I am so grateful for the relationships that God has blessed me with. I have friends and family that are always willing to listen when I need an ear. I have people in my corner who have told me what I need to hear and not just what I want to hear. I have accountability and people to offer encouragement when I need it. However, even with all of that support, there was still something missing. For a while, I stayed in the house spending time with Lola (my spoiled little puppy). Recently, I was encouraged by my therapist to spend time with people. Not to fill a void, but to strengthen my support system, fill the extra space in my schedule that I use to save for my guy, and begin making new & exciting memories.

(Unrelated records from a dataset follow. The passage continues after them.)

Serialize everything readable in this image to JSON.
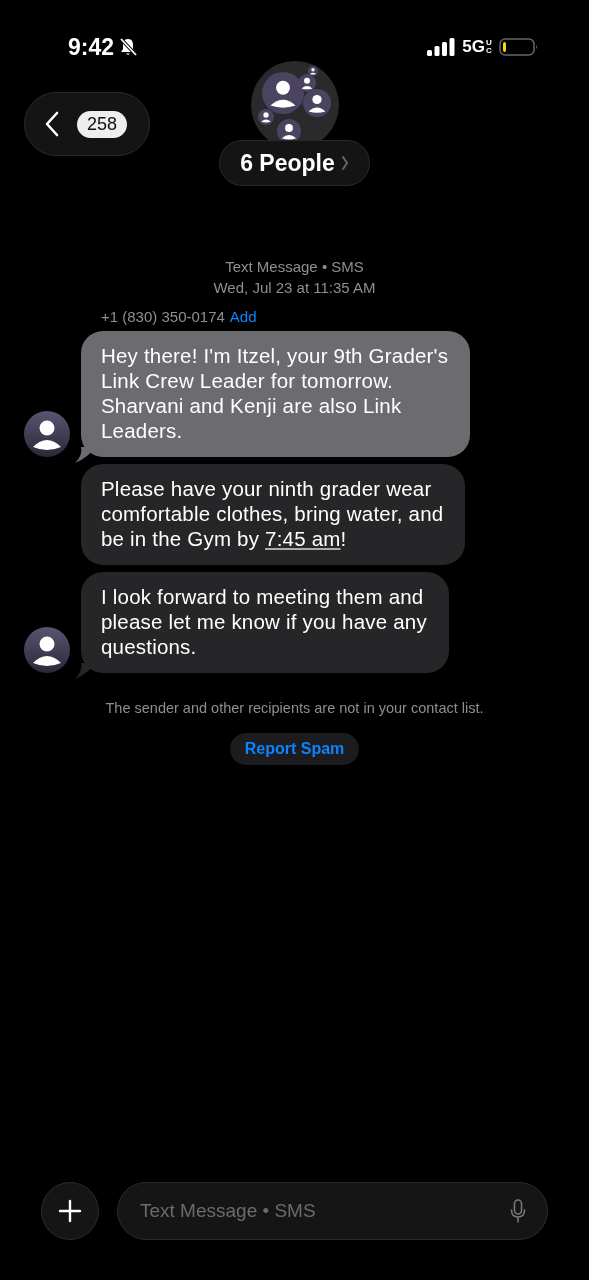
{
  "status_bar": {
    "time": "9:42",
    "silent": true,
    "network": "5G",
    "network_badge": "UC"
  },
  "nav": {
    "unread_count": "258",
    "title": "6 People"
  },
  "thread_header": {
    "service": "Text Message • SMS",
    "timestamp": "Wed, Jul 23 at 11:35 AM"
  },
  "sender": {
    "phone": "+1 (830) 350-0174",
    "add_link": "Add"
  },
  "messages": [
    {
      "selected": true,
      "show_avatar": true,
      "parts": [
        {
          "kind": "text",
          "text": "Hey there! I'm Itzel, your 9th Grader's\nLink Crew Leader for tomorrow.\nSharvani and Kenji are also Link\nLeaders."
        }
      ]
    },
    {
      "selected": false,
      "show_avatar": false,
      "parts": [
        {
          "kind": "text",
          "text": "Please have your ninth grader wear\ncomfortable clothes, bring water, and\nbe in the Gym by "
        },
        {
          "kind": "link",
          "text": "7:45 am"
        },
        {
          "kind": "text",
          "text": "!"
        }
      ]
    },
    {
      "selected": false,
      "show_avatar": true,
      "parts": [
        {
          "kind": "text",
          "text": "I look forward to meeting them and\nplease let me know if you have any\nquestions."
        }
      ]
    }
  ],
  "notice": "The sender and other recipients are not in your contact list.",
  "report_button": "Report Spam",
  "composer": {
    "placeholder": "Text Message • SMS"
  }
}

Since then, I’ve been more intentional about reaching out to my existing network while also putting forth the effort to meet new people. I’m in no way trying to replace what was lost (as mentioned above, running to the arms of another as a way of coping is not healthy). I am, however, excited to be getting out of the house. I’ve started engaging with the Young Adults ministry at my church which has been a great way to build community with like-minded people. I have reached out to acquaintances and friends of friends that I can see myself connecting with. I tend to be pretty shy around new people, but if pushing myself out of my comfort zone will help with my healing process, then let’s do it! I can say that in the past few weeks, I’ve been smiling and laughing more. Socializing regularly has given me something to look forward to.
I hope you have found these tips to be helpful. Know that your healing is in the works. It may hurt now and it may feel slow, but you will get there. And when you do, you’ll be so glad you continued to persevere. Please don’t abort your process<3
I’d love to hear what has been getting you all through your healing processes! Let me know in the comments below.
P.s: I didn’t forget about the worship songs: